I have a poor relationship with my five-year-old granddaughter. I’m 64 and always had a good relationship with my daughter, the child’s mother.
Factors that may’ve contributed to the poor relationship:
Although my husband and I live two hours away from them, we tried seeing our granddaughter every two weeks when she was first born. The other grandparents have always lived close by.
At age one, she and her parents lived with the other grandparents for six months. We didn’t get to see her on her own. Also, until this year, my husband and I have gone to Florida for six months, returning home at Christmas.
Once in their own home, we went to their place to babysit her for a day. Two years ago, they had another child and once again we spent time there.
This last year with the pandemic, we babysat both children when my daughter returned to work in May. The baby was good, but I couldn’t get the then-four-year-old to do anything.
After three weeks, I couldn’t do full time anymore and went to three days. My daughter arranged in-home child care for both children. It didn’t work out for the baby, so back I went for two days a week.
This lasted until the end of August when the day care centre for the baby re-opened. Also, the in-laws moved into my daughter’s home for several weeks while their house was being built in the same subdivision.
This child started JK last fall and I’ve provided childcare for Parent Association days and while she had virtual learning.
I don’t think she likes me. The other grandparents spoil her. She says what she wants and they buy it, immediately.
We have both children enrolled in an RESP and contribute monthly. Naturally, she wouldn’t understand this.
She has a very close relationship with the other grandmother.
When I’m there, the child will say things which I don’t hear, but my daughter will tell her not to be rude. I’m fed up. I’m on the docket for babysitting during some of the April school break and summer vacation.
Some insight, please.
She’s a difficult child with you but the other adults including your daughter and her in-laws aren’t helping. They should be, because this little girl will turn her “gimme” desires on them in many ways if she’s left with this much power.
Her mother needs to help her learn what love, kindness and family are all about - meaning she gives as well as takes.
Of course, you as the “rejected” adult have to be bigger and smarter than the others, with a steadfast purpose of showing this child that you care about her as well as for her.
If she has skills (besides the early manipulative kind she’s learning), compliment her. Join her in using them. If you do buy a gift, relate it to something that reflects her skill at, say, singing, dancing, colouring, etc.
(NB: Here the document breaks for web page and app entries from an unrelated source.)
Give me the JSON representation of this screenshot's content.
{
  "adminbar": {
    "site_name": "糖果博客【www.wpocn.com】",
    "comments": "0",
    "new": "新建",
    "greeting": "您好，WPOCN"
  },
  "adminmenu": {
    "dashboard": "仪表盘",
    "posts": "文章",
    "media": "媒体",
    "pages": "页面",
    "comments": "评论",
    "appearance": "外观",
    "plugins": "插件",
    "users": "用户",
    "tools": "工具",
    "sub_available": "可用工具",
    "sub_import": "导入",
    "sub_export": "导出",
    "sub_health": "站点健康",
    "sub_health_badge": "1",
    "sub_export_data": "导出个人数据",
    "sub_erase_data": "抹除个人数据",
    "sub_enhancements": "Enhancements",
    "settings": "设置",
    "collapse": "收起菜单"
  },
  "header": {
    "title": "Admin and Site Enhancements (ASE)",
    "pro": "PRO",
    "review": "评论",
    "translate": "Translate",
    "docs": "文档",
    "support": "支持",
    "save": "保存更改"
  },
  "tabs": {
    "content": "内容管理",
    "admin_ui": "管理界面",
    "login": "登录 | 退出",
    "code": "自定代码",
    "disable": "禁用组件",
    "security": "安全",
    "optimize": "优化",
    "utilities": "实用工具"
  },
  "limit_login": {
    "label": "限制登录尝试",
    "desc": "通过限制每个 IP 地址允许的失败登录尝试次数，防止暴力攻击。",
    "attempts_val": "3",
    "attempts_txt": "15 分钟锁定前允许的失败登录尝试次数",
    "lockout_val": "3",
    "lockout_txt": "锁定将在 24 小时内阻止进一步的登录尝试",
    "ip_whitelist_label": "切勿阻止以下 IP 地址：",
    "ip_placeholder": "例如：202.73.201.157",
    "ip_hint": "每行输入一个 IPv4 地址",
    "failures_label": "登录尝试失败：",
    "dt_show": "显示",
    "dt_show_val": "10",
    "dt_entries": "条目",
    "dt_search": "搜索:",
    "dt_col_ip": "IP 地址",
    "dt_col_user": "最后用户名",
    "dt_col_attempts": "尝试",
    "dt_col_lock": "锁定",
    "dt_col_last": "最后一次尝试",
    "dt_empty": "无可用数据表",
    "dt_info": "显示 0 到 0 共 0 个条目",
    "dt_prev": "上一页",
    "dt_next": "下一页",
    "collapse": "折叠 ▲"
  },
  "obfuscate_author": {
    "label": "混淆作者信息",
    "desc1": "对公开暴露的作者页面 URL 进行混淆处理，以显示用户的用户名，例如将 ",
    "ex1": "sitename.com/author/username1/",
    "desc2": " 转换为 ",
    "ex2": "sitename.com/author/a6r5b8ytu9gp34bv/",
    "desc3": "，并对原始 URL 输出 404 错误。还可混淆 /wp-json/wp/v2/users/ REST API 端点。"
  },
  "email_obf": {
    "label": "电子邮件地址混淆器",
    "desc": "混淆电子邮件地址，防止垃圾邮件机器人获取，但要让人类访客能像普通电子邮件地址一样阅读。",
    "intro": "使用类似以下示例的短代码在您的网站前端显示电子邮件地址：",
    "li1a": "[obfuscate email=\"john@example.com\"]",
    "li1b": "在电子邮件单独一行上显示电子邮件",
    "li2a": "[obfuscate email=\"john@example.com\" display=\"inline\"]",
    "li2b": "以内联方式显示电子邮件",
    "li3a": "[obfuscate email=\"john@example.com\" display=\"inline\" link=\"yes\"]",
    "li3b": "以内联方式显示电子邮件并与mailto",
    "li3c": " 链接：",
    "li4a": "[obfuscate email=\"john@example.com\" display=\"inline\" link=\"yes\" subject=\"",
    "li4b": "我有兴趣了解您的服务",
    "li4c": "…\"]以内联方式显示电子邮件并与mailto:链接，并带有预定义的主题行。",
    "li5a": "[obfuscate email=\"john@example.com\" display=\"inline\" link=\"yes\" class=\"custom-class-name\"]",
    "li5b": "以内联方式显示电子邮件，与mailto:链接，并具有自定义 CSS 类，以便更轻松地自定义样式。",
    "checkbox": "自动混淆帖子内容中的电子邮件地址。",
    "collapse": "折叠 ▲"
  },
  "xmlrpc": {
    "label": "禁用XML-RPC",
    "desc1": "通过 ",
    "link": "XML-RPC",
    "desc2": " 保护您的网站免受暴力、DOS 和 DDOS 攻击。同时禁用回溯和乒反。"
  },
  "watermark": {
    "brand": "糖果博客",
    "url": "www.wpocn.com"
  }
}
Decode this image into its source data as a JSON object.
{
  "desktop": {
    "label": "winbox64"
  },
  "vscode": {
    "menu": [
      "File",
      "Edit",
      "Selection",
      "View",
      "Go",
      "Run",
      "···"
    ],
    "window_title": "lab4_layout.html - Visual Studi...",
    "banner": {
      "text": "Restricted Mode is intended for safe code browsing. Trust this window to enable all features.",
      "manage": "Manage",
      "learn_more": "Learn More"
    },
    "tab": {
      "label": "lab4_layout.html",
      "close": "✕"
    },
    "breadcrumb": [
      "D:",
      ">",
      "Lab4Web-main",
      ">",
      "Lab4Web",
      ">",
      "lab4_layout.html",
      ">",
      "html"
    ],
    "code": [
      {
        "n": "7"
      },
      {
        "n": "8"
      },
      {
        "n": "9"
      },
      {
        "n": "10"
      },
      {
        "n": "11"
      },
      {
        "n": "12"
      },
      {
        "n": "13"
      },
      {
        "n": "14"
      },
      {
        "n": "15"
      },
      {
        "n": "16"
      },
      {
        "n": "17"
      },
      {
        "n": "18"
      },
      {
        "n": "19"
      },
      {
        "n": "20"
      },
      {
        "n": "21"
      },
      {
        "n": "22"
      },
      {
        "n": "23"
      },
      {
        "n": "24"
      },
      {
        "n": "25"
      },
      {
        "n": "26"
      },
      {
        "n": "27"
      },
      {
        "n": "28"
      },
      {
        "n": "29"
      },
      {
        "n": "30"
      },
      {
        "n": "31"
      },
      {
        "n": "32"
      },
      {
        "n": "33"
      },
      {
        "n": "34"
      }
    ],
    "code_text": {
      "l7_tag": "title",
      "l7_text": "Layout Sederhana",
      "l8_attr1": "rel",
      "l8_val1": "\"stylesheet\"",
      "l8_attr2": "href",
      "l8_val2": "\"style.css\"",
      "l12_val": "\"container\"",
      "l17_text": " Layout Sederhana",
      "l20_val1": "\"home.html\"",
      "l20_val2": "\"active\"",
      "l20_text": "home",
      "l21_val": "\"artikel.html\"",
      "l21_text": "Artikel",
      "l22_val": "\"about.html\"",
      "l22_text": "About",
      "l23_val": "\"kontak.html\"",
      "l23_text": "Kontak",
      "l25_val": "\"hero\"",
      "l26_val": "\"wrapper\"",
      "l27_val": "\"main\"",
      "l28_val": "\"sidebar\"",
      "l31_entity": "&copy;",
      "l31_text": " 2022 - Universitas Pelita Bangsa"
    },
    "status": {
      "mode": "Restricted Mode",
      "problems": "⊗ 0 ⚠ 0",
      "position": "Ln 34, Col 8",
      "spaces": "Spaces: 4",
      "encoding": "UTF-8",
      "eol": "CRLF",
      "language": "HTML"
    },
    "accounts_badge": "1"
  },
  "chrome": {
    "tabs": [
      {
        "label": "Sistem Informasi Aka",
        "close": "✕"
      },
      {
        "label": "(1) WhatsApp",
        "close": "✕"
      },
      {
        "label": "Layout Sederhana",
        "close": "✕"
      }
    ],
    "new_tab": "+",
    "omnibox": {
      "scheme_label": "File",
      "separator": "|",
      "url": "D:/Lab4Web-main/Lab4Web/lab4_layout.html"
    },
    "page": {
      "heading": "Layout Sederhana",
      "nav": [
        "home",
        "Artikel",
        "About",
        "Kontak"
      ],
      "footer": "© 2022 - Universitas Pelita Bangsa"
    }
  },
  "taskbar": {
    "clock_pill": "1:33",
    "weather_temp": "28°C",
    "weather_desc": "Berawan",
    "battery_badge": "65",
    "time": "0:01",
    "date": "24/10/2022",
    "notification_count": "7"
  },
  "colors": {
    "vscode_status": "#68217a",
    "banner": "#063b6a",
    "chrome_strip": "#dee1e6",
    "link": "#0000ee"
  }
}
Tell her a special story of “her and you” - describing when you first saw her when she was born, what she looked like and what you felt... repeat it. She’ll gradually learn that you’re a part of her life, not just someone called in to take on the babysitting job.
It’ll take time to build a better relationship. Your six-months’ absence every year calls for regular FaceTime contact, including sing-a-longs and other fun exchanges and games.
My 10-year marriage is great except for my husband’s attachment to his cell phone.
Immediately after dinner, he’s on his cell phone until bedtime.
I say that he’s addicted but he denies it. He doesn’t have other addictive behaviours.
When he’s on the phone he’s secretive but he’s not cheating. He’s a loving man. How do I get him to realize he’s phone-addicted? How do I get him to stop or reduce use?
His hyper-use is very annoying, but so is being ordered to change a habit he enjoys, especially if he is addicted (harder to stop).
Tell him you both need time to stay connected and loving. Suggest deciding together on a phone-free zone before bedtime.
Also, tell him that his behaviour is considered by some medical/mental health professionals as addiction while others call it lack of impulse control i.e., a weakness. Suggest he look into it on his own. Then back off.
Tip of the day:
Children given too much power in early relationships lose more than they gain. Adults must demonstrate the give and take of love.